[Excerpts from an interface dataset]
━━━━━━━━━━━━━━━━━━━━
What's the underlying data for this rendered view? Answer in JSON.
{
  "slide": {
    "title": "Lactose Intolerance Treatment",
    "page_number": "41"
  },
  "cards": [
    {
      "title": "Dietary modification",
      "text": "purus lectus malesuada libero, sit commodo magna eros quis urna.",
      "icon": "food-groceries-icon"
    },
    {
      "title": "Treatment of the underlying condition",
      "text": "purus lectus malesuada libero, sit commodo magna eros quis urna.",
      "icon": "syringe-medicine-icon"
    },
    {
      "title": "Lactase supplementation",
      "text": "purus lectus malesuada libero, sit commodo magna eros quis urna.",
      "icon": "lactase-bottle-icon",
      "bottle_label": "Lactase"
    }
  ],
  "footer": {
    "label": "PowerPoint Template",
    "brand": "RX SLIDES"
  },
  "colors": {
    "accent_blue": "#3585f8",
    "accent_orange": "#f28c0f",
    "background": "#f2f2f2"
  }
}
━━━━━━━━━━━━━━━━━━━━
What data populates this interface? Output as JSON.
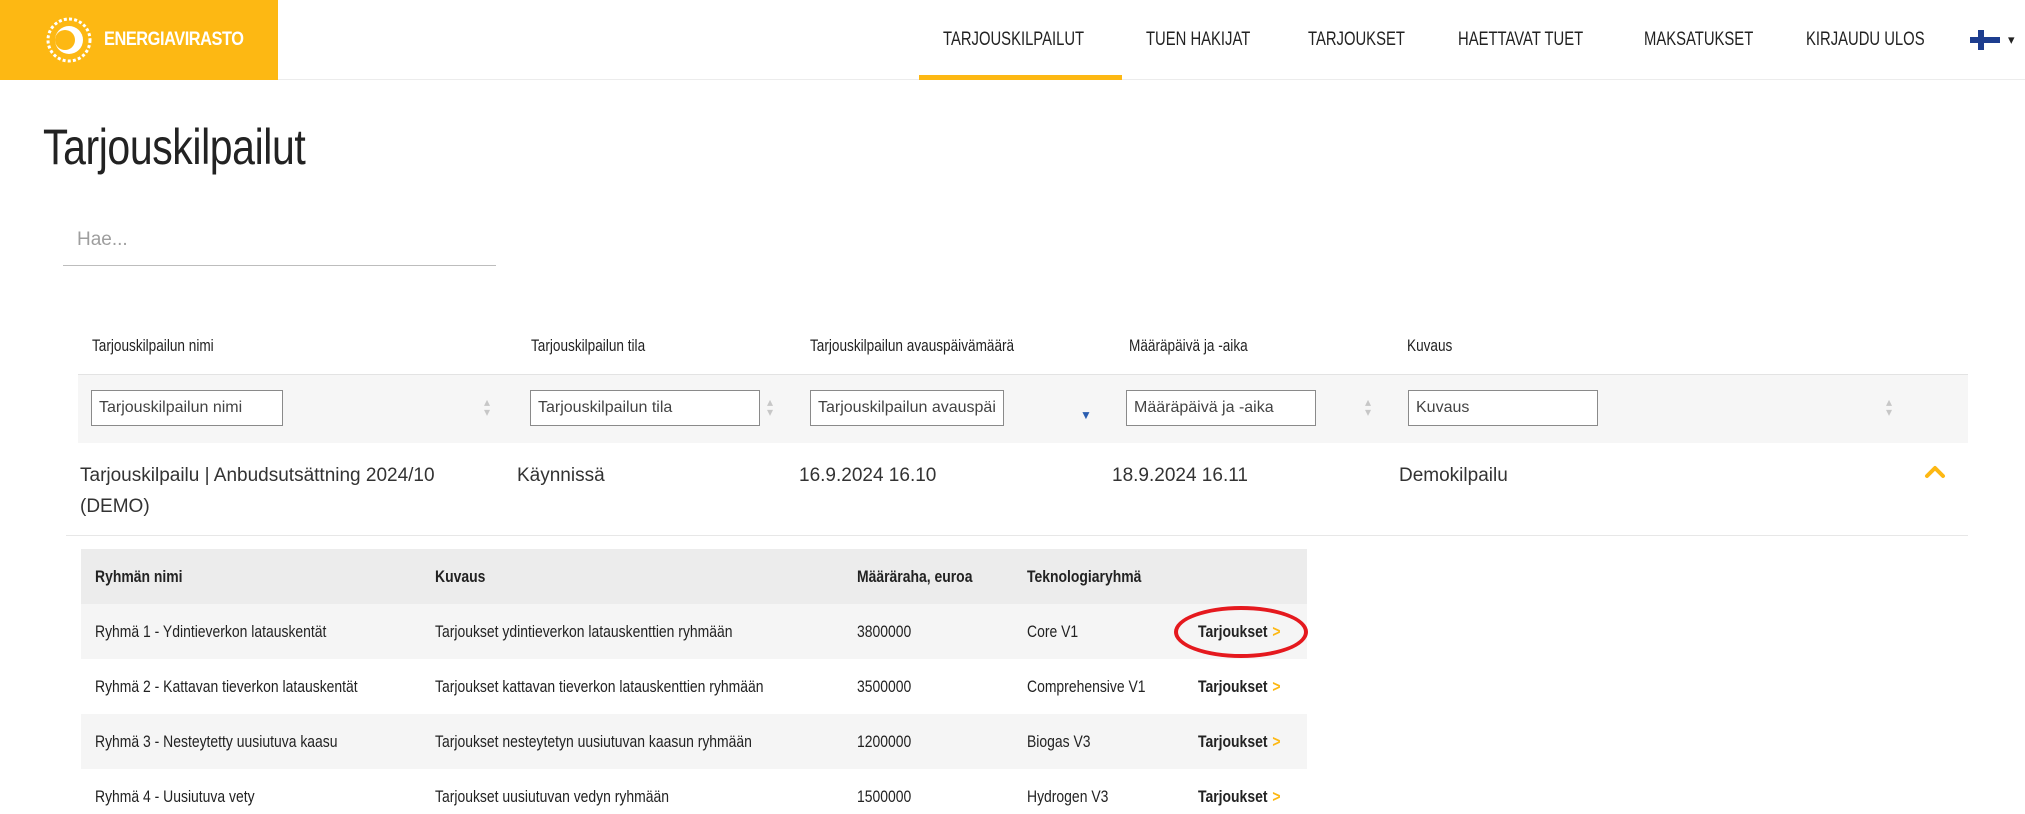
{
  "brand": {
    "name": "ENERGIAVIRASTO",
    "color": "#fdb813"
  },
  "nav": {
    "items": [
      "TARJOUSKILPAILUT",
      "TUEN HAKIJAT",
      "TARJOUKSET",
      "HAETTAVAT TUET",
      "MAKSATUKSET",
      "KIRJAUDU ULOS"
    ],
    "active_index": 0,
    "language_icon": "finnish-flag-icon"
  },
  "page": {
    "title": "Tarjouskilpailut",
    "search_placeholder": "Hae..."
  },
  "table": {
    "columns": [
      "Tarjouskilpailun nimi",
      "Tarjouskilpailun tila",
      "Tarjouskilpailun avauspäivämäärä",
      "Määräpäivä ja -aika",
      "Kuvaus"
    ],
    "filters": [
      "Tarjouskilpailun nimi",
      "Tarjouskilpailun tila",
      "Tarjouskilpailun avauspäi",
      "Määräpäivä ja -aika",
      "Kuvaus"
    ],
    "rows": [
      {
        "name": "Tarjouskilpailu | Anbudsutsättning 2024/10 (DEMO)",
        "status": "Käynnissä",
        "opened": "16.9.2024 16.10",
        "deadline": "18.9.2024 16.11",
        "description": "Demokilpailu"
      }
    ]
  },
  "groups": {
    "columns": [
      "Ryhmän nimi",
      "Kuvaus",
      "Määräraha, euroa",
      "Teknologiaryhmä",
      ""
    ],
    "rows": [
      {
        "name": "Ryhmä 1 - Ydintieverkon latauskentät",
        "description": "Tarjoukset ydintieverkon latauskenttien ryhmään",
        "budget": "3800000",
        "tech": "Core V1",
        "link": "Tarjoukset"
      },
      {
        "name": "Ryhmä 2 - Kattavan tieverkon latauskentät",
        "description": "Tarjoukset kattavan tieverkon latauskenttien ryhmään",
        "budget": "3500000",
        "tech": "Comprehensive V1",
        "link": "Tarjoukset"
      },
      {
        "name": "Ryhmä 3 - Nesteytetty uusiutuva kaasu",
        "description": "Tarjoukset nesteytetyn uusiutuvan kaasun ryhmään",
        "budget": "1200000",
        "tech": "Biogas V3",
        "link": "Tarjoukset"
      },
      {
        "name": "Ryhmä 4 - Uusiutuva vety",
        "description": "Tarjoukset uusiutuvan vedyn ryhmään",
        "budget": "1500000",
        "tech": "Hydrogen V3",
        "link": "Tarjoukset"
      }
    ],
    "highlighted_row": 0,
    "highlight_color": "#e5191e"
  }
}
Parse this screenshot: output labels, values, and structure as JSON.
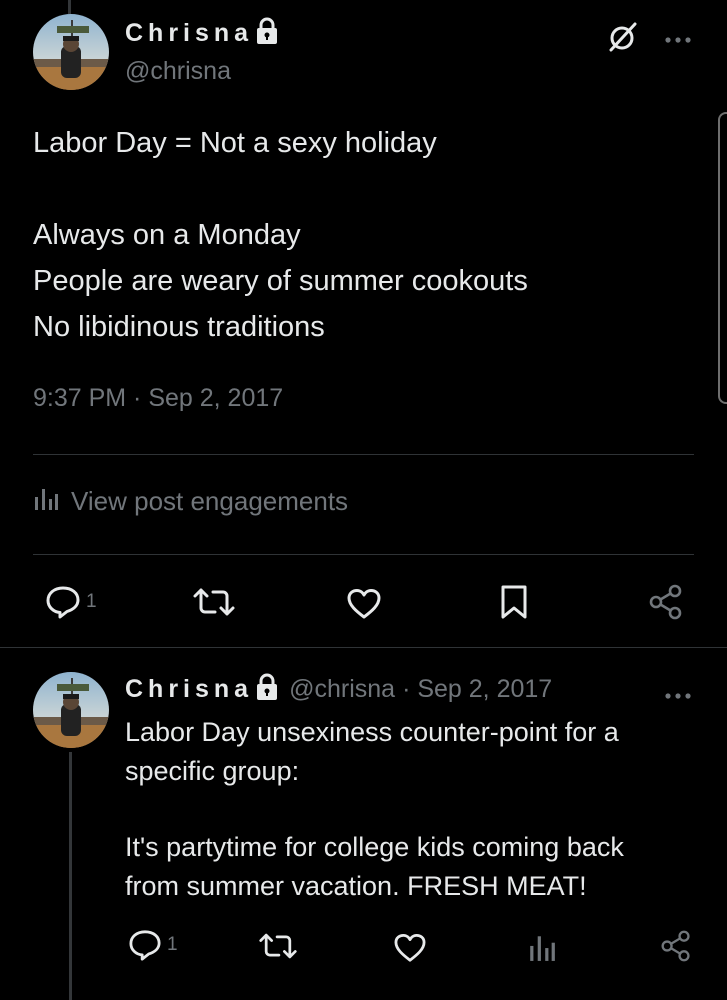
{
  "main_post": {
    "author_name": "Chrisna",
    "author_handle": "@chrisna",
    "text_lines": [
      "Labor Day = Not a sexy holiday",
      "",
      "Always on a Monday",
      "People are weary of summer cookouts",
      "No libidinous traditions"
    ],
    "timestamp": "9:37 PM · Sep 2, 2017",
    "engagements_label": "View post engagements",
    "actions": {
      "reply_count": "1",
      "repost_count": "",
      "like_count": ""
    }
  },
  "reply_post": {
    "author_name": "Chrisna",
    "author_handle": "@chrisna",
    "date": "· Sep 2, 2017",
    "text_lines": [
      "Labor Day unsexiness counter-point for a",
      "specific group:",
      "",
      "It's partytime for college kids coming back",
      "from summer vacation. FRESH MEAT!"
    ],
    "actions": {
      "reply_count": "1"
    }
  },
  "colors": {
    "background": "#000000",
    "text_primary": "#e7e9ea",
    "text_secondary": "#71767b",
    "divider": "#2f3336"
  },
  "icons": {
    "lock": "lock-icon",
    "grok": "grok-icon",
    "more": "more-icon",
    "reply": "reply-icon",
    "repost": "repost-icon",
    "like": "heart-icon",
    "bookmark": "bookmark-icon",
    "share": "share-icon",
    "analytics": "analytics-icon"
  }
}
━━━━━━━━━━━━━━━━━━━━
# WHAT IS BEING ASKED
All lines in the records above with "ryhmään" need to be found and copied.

# RESPONSE AREA
        "description": "Tarjoukset ydintieverkon latauskenttien ryhmään",
        "description": "Tarjoukset kattavan tieverkon latauskenttien ryhmään",
        "description": "Tarjoukset nesteytetyn uusiutuvan kaasun ryhmään",
        "description": "Tarjoukset uusiutuvan vedyn ryhmään",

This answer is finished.